Overseas aid doesn’t work. That’s the conclusion of a paper produced by the UKIP Parliamentary Resource Unit entitled Rethinking aid, freeing trade.
The paper is one in a series of discussion papers produced by the unit to contribute to policy debate and development, although it has not yet been adopted as a policy by the party. It is written by Simon Gordon.
The summary points out that the UK government is committed to spend 0.7 percent of Gross National Income on overseas aid and claims this has resulted in a significant real-terms increase in the aid budget. However, the budgets for other government departments have been cut, even as the demands on such departments as the NHS and social care are ballooning. The paper says that the government’s commitment to international aid ‘should not come at the expense of its basic obligations to British citizens and taxpayers’.
Research has found that out of the £7.7 billion given in aid in 2015, just £1.3 billion – 16.5 percent – actually went on humanitarian aid, including emergency response, reconstruction relief and disaster prevention. Almost half a billion pounds was spent on the admin costs of donors.
Much of the aid – £4.4 billion – went directly to multinational organisations in block funding and the paper points out that once this money has been delivered to these international agencies, it is no longer traceable and can be spent on just about anything the organisation wants, including its own administrative costs. This allows for almost limitless staff salaries and expenses. Over a billion pounds was given to the European Commission.
A good proportion of the aid was given to organisations whose job is to change political thinking, rather than helping poorer people.
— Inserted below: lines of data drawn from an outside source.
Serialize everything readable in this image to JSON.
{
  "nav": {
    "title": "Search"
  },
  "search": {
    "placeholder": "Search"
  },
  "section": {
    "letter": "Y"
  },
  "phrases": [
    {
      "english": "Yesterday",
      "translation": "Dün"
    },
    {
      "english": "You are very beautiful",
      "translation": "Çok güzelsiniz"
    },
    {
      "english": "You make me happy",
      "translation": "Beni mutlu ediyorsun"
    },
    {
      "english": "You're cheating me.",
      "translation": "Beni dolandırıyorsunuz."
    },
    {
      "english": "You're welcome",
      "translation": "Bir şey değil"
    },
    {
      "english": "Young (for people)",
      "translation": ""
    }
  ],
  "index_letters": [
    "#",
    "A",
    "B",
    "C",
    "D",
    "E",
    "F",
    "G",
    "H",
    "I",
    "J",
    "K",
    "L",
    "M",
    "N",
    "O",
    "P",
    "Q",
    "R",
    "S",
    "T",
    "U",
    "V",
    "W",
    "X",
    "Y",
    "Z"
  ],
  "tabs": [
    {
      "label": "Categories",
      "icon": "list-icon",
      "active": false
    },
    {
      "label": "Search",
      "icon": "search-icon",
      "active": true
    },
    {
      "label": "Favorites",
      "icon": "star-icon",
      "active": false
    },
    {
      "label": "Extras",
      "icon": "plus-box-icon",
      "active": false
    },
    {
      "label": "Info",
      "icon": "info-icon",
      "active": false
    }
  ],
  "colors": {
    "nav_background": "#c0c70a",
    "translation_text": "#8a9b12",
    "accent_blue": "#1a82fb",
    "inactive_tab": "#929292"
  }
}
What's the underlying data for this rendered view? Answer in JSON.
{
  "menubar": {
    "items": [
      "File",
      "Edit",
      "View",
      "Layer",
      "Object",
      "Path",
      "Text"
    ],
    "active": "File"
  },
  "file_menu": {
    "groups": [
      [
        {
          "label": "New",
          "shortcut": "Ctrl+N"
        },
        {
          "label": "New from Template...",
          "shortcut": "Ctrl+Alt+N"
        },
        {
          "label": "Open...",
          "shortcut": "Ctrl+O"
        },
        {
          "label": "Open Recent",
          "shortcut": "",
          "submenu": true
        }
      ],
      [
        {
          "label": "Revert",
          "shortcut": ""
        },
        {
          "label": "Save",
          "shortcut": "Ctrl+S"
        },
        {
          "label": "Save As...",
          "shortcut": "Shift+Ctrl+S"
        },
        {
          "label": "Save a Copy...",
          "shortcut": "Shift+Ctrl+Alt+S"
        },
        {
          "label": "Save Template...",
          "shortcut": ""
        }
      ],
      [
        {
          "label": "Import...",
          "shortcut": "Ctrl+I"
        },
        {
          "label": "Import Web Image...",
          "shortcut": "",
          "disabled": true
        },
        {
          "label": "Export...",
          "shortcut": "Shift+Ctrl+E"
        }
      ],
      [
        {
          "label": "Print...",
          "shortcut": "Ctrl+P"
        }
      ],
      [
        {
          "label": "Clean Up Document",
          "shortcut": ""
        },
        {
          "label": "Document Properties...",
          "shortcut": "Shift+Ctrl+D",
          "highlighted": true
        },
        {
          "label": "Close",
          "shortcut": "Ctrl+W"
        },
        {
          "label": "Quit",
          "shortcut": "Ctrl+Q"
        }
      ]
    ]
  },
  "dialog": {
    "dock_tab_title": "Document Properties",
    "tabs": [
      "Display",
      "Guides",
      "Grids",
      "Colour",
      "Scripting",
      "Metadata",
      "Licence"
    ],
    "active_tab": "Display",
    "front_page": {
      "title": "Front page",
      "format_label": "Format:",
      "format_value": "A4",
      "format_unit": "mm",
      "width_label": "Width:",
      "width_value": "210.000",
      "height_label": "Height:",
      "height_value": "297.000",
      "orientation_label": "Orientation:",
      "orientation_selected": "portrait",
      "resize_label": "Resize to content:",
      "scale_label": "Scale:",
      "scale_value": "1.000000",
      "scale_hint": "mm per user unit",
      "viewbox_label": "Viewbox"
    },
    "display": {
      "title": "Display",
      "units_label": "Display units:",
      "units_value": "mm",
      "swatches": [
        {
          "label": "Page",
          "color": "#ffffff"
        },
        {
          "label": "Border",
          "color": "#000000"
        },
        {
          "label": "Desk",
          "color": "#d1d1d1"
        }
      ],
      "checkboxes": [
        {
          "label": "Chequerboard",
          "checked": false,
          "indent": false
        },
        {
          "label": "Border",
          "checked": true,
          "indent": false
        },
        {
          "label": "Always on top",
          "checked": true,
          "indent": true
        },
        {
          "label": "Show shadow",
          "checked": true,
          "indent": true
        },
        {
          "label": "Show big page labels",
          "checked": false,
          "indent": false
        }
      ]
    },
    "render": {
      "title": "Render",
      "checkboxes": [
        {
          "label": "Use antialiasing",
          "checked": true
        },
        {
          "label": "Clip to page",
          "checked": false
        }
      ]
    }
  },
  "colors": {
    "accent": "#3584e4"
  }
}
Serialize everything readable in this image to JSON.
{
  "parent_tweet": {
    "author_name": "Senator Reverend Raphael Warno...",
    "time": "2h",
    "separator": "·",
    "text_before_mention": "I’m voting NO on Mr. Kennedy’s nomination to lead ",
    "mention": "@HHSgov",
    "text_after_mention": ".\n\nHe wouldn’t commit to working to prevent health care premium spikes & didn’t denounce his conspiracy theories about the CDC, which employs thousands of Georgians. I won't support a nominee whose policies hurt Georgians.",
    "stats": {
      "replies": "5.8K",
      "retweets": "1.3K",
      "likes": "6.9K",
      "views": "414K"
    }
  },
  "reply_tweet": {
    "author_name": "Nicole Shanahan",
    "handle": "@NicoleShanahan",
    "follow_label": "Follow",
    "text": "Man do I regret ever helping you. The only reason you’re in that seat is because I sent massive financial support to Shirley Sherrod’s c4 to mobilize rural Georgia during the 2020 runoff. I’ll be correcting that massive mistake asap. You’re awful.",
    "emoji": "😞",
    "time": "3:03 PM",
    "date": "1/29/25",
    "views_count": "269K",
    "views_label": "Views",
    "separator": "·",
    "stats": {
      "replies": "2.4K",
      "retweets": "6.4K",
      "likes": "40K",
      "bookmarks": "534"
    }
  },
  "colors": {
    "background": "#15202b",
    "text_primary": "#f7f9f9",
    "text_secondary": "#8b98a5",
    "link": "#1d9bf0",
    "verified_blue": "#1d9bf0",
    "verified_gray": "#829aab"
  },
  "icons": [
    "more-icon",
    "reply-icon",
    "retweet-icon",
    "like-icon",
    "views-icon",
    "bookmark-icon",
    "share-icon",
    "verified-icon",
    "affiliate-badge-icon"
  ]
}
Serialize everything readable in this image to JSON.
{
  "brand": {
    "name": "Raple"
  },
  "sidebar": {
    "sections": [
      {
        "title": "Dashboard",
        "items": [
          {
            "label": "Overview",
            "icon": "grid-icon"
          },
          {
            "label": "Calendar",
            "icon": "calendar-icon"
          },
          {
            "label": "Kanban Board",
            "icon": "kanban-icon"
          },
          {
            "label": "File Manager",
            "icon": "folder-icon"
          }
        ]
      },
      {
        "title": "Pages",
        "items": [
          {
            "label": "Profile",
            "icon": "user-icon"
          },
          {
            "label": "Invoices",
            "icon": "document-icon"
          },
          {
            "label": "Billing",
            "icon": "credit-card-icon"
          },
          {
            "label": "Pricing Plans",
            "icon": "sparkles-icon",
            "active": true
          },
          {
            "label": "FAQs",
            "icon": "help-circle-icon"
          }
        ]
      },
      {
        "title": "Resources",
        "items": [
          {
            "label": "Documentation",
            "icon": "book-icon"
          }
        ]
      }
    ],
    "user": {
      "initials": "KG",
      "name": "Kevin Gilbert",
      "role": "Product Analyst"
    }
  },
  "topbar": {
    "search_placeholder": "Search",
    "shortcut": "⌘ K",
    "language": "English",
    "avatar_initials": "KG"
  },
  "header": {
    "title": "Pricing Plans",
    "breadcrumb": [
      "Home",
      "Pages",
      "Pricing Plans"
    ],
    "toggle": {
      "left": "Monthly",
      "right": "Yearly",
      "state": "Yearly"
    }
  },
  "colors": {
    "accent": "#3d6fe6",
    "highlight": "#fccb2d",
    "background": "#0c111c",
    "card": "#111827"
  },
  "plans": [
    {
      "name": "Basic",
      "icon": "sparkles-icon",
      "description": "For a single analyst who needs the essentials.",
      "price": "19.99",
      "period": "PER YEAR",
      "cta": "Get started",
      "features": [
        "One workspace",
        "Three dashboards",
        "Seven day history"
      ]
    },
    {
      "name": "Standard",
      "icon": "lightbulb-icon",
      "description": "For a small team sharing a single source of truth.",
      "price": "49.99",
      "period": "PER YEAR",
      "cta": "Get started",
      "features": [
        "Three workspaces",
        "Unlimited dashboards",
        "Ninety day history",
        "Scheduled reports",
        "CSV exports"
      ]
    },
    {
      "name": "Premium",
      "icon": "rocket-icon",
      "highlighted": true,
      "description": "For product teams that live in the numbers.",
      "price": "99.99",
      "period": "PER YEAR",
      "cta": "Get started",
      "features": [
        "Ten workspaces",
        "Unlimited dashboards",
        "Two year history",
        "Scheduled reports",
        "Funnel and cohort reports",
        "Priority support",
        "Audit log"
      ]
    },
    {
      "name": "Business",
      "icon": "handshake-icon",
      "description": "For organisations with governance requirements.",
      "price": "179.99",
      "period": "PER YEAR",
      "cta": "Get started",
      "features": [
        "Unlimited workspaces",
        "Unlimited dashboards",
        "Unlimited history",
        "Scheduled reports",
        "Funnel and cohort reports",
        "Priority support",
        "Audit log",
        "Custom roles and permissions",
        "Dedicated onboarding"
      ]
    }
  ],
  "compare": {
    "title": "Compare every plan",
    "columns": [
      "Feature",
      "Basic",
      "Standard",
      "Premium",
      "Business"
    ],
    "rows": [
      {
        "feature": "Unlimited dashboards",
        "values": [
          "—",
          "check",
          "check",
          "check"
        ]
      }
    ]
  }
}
One such organisation is Oxfam which, according to the paper, ‘aims to challenge Western economic policies, rather than to alleviate poverty’. The government is in the process of giving Oxfam £64 million over five years.
Fair Trade is another beneficiary of aid. The organisations ‘seeks to change the behaviour of consumers’ but, says the paper, this may actually harm the developing world because a good proportion of its grant goes to the more developed countries. In addition, the paper says, ‘a substantial proportion of Fair Trade’s revenue is spent on administration costs’.
The paper quotes a 2014 report commissioned by the Department for International Development which was unable to find any evidence that Fair Trade had made a positive difference to the wages and working conditions of those employed in the production of the commodities produced and that in some cases Fair Trade producers are actually worse paid and treated than similar producers elsewhere.
Corruption is also covered by the paper, claiming that much of the aid never reaches its intended recipients because it is ‘misappropriate by corrupt governments’. And the organisations themselves are also criticised. In 2016, the International Development Association spent almost £2billion on administration and management – over half its total expenditure, and because of this the association could be one of those organisations that have become dependent on aid.
In his paper, Mr Gordon claims there is virtually no correlation between aid and economic growth, despite this being the aim of aid. ‘Development aid is supposed to promote economic and institutional progress; the danger is that, in reality, it does the opposite,’ says the paper. In his 2013 book The Great Escape, Prof Angus Deaton claims that if aid were transferred from rich countries directly to those who are living on the global poverty line, it would work. But large aid flows do exactly the opposite of what they are intended to do. Instead of developing their own economies, poor countries simply rely on the aid to provide what their population needs.
And another problem comes with our membership of the EU. The bloc has a very wide range of tariffs for imported goods, many of them applying to agricultural products. And the tariffs are more favourable for the least developed countries – good idea, you may think, but this simply encourages such countries not to develop any further as they see the prospect of having to pay higher tariffs as they develop. Brexit will provide an opportunity to negotiate free trade agreements with poorer countries without punishing them for growing their economies.
The paper, which is no more than a consultation document at present, suggests that UKIP would reduce the overall aid budget to about £2.5 billion while negotiating deals with developing countries. Spending on essential areas such as humanitarian issues and disease eradication would continue and health, education, water supplies and sanitation would also be considered. Those projects that may not receive so much funding would be governments and infrastructure.
The paper proposes we should:
1 Repeal the International Development (Official Development Assistance Target) Act 2015
2 Focus resources on emergency aid and disease eradication
3 Reduce the aid budget to £2.5 billion pa
4 Abolish trade barriers against the developing world post-Brexit
5 Offer assistance to developing countries to negotiate free trade deals.
In presenting the paper, the party’s foreign aid spokesman Lisa Duffy said: “I welcome this research by the UKIP PRU. For too long, our government has prioritised ineffective aid spending over its basic obligations to British citizens. That has to change, not just so we can help those struggling in our own country, but so we can act in the best interests of developing nations too.
“As this paper shows, an increasing body of evidence suggests that more aid is not the best path to prosperity for developing countries, but that more trade is.
“Decades of development aid have failed to grow poorer economies, but post-Brexit free trade deals will. It’s time to ditch the out-dated 0.7% aid spending target; relieve global poverty with a hand up, not a hand out; make cutting trade barriers with the developing world a priority; and fill the funding gaps in our own public services.”